Despite its significant left-leaning positions and funding decisions, SEE’s largest outside contributions in 2017 and 2016 were to the pro-Israel Jewish group, Simon Wiesenthal Center; the grant was listed as a “donor-advised fund grant” on SEE’s 2016 tax return.   SEE has taken substantial funding from left-of-center institutional grantmakers including the David and Lucile Packard Foundation, the Sierra Club Foundation, and the California Endowment. 
Social and Environmental Entrepreneurs was founded in the late 1990s.  Its funding goes to groups which promote animal rights, left-wing views on race and gender, and environmentalist alarmism. It provides three distinct types of logistical support with its grants:
- Fiscal sponsorship to get groups officially recognized as non-profits to avoid taxes, apply for grants, and raise donor money more easily.  
- Organizational compliance to assist with filing IRS forms, procuring an annual audit, and providing legal and tax consultation in other areas of need.
- Administrative support such as insurance management, handling tax receipts, and providing internal policies on matters such as sexual conduct.
Fiscal sponsorship is SEE’s major form of getting involved with its start-ups. 
Social and Environmental Entrepreneurs’ donations went to a variety of groups in 2017, such as
- Female to Male International, a group supporting sex-reassignment procedures. SEE donated $30,000.

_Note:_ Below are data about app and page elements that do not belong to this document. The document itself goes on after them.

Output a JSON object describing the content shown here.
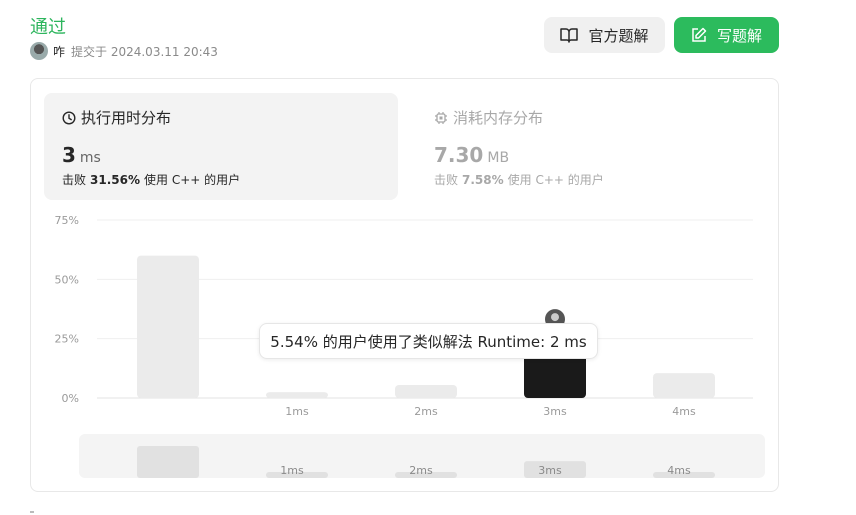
{
  "header": {
    "status": "通过",
    "username": "咋",
    "submitted": "提交于 2024.03.11 20:43",
    "official_solution_label": "官方题解",
    "write_solution_label": "写题解"
  },
  "runtime_panel": {
    "title": "执行用时分布",
    "value": "3",
    "unit": "ms",
    "beat_prefix": "击败",
    "beat_percent": "31.56%",
    "beat_suffix": "使用 C++ 的用户"
  },
  "memory_panel": {
    "title": "消耗内存分布",
    "value": "7.30",
    "unit": "MB",
    "beat_prefix": "击败",
    "beat_percent": "7.58%",
    "beat_suffix": "使用 C++ 的用户"
  },
  "tooltip": "5.54% 的用户使用了类似解法 Runtime: 2 ms",
  "colors": {
    "accent": "#2cbb5d",
    "selected_bar": "#1a1a1a",
    "bar": "#ebebeb"
  },
  "chart_data": {
    "type": "bar",
    "categories": [
      "",
      "1ms",
      "2ms",
      "3ms",
      "4ms"
    ],
    "values": [
      60,
      2.5,
      5.5,
      31.56,
      10.5
    ],
    "selected_index": 3,
    "ylim": [
      0,
      75
    ],
    "yticks": [
      "0%",
      "25%",
      "50%",
      "75%"
    ],
    "ytick_values": [
      0,
      25,
      50,
      75
    ],
    "minimap_labels": [
      "",
      "1ms",
      "2ms",
      "3ms",
      "4ms"
    ]
  }
}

- New Orleans Workers Center for Racial Justice is a political labor advocacy group which received $70,000 from SEE. One of the Center’s core assertions is that Hurricane Katrina, which devastated New Orleans in 2005, was “man made.” 

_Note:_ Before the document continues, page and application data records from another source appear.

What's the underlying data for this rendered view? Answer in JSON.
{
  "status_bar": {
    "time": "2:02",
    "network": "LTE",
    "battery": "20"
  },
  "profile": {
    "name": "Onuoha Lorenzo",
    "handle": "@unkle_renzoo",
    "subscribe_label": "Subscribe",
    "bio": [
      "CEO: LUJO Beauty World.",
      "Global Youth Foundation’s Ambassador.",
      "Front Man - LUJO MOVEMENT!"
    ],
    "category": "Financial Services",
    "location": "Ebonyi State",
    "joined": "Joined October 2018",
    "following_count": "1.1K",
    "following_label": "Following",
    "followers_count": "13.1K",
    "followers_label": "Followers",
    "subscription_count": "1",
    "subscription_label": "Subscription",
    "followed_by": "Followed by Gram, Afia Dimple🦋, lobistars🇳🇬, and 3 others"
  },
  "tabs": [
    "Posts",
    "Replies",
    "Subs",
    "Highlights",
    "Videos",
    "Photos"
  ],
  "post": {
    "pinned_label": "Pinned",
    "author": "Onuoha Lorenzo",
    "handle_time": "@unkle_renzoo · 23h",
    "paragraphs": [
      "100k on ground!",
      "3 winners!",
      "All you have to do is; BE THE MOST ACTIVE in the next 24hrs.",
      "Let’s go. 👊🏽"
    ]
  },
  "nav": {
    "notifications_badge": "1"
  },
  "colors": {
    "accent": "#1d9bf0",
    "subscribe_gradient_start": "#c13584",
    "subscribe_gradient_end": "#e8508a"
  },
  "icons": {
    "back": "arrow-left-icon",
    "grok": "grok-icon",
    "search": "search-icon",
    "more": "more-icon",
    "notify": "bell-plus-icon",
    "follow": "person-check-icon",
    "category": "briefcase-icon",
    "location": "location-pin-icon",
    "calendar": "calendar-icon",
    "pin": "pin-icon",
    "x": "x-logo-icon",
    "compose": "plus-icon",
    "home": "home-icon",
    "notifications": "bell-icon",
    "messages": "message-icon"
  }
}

- SEE’s largest donation in 2017 was $250,000 to the prominent pro-Israel Jewish non-profit, Simon Wiesenthal Center.  
One of many groups on SEE’s website which has its backing is We Re-Member. The group’s mission is to tie slavery to modern America’s racial challenges, and it describes America as a place of “transparent white supremacy and rising fascism.” 
Transforming Communities Initiative

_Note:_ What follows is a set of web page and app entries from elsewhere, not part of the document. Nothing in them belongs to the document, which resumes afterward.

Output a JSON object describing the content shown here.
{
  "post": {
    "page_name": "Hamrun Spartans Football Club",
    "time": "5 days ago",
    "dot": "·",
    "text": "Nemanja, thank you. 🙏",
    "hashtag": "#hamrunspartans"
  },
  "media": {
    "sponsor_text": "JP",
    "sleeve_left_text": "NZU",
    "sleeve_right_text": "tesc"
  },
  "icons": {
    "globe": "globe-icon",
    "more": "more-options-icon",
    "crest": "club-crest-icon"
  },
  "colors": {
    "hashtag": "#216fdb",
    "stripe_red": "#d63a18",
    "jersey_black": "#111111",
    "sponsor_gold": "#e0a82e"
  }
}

One of Social and Environmental Entrepreneurs’ projects is its Transforming Communities Initiative. Launched in 2018, the Initiative had ground funding from a number of left-of-center organizations including George Soros’s Open Society Foundations. Its premise is that most criminal justice reform is aimed at jails, prisons, courts, and police. While the Initiative largely puts the blame for criminalization on police and the justice system, as opposed to lawbreakers, its purpose is to bring together individuals who want to help criminals and those impacted by criminals recover from the effects of violence and illegal behavior. 
Social and Environmental Entrepreneurs had significant gains in its annual revenues in the last decade. Revenues have gone from $3.3 million in 2010 to nearly $11.5 million in 2016 and over $16 million in 2017. Its expenses in 2016 were nine million dollars compared to $13.4 million in 2017. Its assets in 2016 totaled eight million dollars compared to $10.6 million in 2017. 
Social and Environmental Entrepreneurs’ Board of Directors have significant activist backgrounds focused on environmentalism and left-progressive social policy.  SEE founder and president Andrew Beath also founded EarthWays Foundation and other groups. After time as a real estate developer, Beath developed his activist network. He serves on a number of Boards of Directors for apolitical and partisan groups. 
SEE senior staff have significant backgrounds in professional and corporate work.  Executive director Jennifer Hoffman has been in her position for 15 years as of February 2020 and sits on a number of boards and advisory committees. She is the cosponsor of a quarterly gathering of regional non-profit sponsors in California. 
Trevis Bird spent 12 years in operations, events, and marketing at CBS Radio and other companies. He is SEE’s managing director.